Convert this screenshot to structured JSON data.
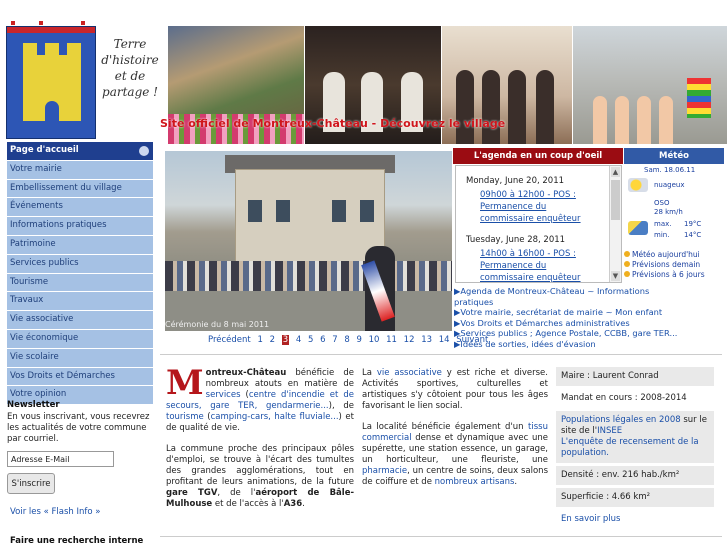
{
  "header": {
    "motto_lines": [
      "Terre",
      "d'histoire",
      "et de",
      "partage !"
    ],
    "tagline": "Site officiel de Montreux-Château - Découvrez le village"
  },
  "sidebar": {
    "items": [
      {
        "label": "Page d'accueil"
      },
      {
        "label": "Votre mairie"
      },
      {
        "label": "Embellissement du village"
      },
      {
        "label": "Événements"
      },
      {
        "label": "Informations pratiques"
      },
      {
        "label": "Patrimoine"
      },
      {
        "label": "Services publics"
      },
      {
        "label": "Tourisme"
      },
      {
        "label": "Travaux"
      },
      {
        "label": "Vie associative"
      },
      {
        "label": "Vie économique"
      },
      {
        "label": "Vie scolaire"
      },
      {
        "label": "Vos Droits et Démarches"
      },
      {
        "label": "Votre opinion"
      }
    ]
  },
  "newsletter": {
    "title": "Newsletter",
    "text": "En vous inscrivant, vous recevrez les actualités de votre commune par courriel.",
    "placeholder": "Adresse E-Mail",
    "button": "S'inscrire",
    "flash_link": "Voir les « Flash Info »",
    "search_title": "Faire une recherche interne"
  },
  "slideshow": {
    "caption": "Cérémonie du 8 mai 2011",
    "prev": "Précédent",
    "pages": [
      "1",
      "2",
      "3",
      "4",
      "5",
      "6",
      "7",
      "8",
      "9",
      "10",
      "11",
      "12",
      "13",
      "14"
    ],
    "current": "3",
    "next": "Suivant"
  },
  "agenda": {
    "title": "L'agenda en un coup d'oeil",
    "events": [
      {
        "date": "Monday, June 20, 2011",
        "lines": [
          "09h00 à 12h00 - POS :",
          "Permanence du",
          "commissaire enquêteur"
        ]
      },
      {
        "date": "Tuesday, June 28, 2011",
        "lines": [
          "14h00 à 16h00 - POS :",
          "Permanence du",
          "commissaire enquêteur"
        ]
      }
    ],
    "links": [
      "▶Agenda de Montreux-Château ~ Informations pratiques",
      "▶Votre mairie, secrétariat de mairie ~ Mon enfant",
      "▶Vos Droits et Démarches administratives",
      "▶Services publics ; Agence Postale, CCBB, gare TER...",
      "▶Idées de sorties, idées d'évasion"
    ]
  },
  "meteo": {
    "title": "Météo",
    "date": "Sam. 18.06.11",
    "condition": "nuageux",
    "wind_dir": "OSO",
    "wind_speed": "28 km/h",
    "max_label": "max.",
    "max_value": "19°C",
    "min_label": "min.",
    "min_value": "14°C",
    "links": [
      "Météo aujourd'hui",
      "Prévisions demain",
      "Prévisions à 6 jours"
    ]
  },
  "content": {
    "col1_p1": {
      "dropcap": "M",
      "bold_start": "ontreux-Château",
      "t1": " bénéficie de nombreux atouts en matière de ",
      "link1": "services",
      "t2": " (",
      "link2": "centre d'incendie et de secours, gare TER, gendarmerie...",
      "t3": "), de ",
      "link3": "tourisme",
      "t4": " (",
      "link4": "camping-cars, halte fluviale...",
      "t5": ") et de qualité de vie."
    },
    "col1_p2": {
      "t1": "La commune proche des principaux pôles d'emploi, se trouve à l'écart des tumultes des grandes agglomérations, tout en profitant de leurs animations, de la future ",
      "b1": "gare TGV",
      "t2": ", de l'",
      "b2": "aéroport de Bâle-Mulhouse",
      "t3": " et de l'accès à l'",
      "b3": "A36",
      "t4": "."
    },
    "col2_p1": {
      "t1": "La ",
      "link1": "vie associative",
      "t2": " y est riche et diverse. Activités sportives, culturelles et artistiques s'y côtoient pour tous les âges favorisant le lien social."
    },
    "col2_p2": {
      "t1": "La localité bénéficie également d'un ",
      "link1": "tissu commercial",
      "t2": " dense et dynamique avec une supérette, une station essence, un garage, un horticulteur, une fleuriste, une ",
      "link2": "pharmacie",
      "t3": ", un centre de soins, deux salons de coiffure et de ",
      "link3": "nombreux artisans",
      "t4": "."
    }
  },
  "info": {
    "maire": "Maire : Laurent Conrad",
    "mandat": "Mandat en cours : 2008-2014",
    "pop_link": "Populations légales en 2008",
    "pop_text": " sur le site de l'",
    "insee": "INSEE",
    "enquete": "L'enquête de recensement de la population.",
    "densite": "Densité : env. 216 hab./km²",
    "superficie": "Superficie : 4.66 km²",
    "more": "En savoir plus"
  }
}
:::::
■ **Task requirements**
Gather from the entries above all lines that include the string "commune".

■ **Output of the exercise**
    "text": "En vous inscrivant, vous recevrez les actualités de votre commune par courriel.",
      "t1": "La commune proche des principaux pôles d'emploi, se trouve à l'écart des tumultes des grandes agglomérations, tout en profitant de leurs animations, de la future ",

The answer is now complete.